This article examines the relationship between the concept of sovereignty and the process of European integration. It is argued that the nature of this relationship has been both mutually informative and transformative. As a particular understanding of sovereignty has influenced and determined the perception of European integration, i.e., its conceptualization, so the process of European integration has reflected back on sovereignty and entailedits rethinking. This poses a particular challenge for legal theorists:how to pin down the meaning of sovereignty and European integration so as to put both in the best conceptual and normative light. The article begins by looking at the traditional perspective on sovereignty and how this has been challenged by European integration. The focus then shifts from sovereignty to European integration in order to examine how different perspectives on sovereignty, when used as an epistemic lens for understanding the process of European integration, have produced uneven conceptions of this integration. Finally, the article concludes by making a choice between the various conceptions of sovereignty and European integration. It is argued that the best conception of European integration is offered by the constitutional form of a union founded on pluralist sovereignty
This contribution examines how the Kadi case has contributed further to the evolution of modern concept of law into a post-modern one.
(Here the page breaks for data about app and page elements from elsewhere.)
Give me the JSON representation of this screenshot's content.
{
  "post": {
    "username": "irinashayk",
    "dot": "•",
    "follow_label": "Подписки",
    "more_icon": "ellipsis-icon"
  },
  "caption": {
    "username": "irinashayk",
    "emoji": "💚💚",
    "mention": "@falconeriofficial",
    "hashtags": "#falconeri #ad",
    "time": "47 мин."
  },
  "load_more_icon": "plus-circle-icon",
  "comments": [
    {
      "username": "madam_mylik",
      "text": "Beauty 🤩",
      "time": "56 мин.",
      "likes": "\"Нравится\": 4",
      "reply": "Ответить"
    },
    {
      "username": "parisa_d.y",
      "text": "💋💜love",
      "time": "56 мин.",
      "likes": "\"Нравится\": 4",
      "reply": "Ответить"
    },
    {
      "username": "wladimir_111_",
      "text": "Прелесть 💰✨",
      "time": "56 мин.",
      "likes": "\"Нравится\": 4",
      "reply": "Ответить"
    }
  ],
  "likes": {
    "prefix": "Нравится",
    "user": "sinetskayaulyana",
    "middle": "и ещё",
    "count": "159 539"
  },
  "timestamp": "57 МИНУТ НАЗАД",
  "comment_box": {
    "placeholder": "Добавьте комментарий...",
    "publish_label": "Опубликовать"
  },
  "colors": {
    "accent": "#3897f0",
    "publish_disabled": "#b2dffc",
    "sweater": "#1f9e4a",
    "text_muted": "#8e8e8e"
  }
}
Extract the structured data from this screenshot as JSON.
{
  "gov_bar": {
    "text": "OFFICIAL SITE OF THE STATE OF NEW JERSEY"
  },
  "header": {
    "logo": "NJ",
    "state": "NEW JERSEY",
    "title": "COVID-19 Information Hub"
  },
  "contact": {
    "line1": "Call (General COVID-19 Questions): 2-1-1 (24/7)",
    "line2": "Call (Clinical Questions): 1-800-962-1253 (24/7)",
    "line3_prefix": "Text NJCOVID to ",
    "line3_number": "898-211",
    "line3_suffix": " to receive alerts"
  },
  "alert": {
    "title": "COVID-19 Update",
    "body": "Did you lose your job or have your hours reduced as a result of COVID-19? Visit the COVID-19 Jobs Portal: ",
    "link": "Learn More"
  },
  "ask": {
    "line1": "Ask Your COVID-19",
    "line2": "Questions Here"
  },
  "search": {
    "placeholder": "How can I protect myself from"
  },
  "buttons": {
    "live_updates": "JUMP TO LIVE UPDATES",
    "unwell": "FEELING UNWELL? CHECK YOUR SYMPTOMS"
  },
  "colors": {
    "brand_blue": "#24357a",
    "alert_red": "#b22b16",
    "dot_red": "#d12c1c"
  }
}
The judgment of the European Court of Justice concerning the Kadi case has raised substantive and procedural issues that have caught the attention of scholars from many disciplines including EU law, constitutional law, international law and jurisprudence. This book offers a comprehensive view of the Kadi case, and explores specific issues that are anticipated to resonate beyond the immediate case from which they derive.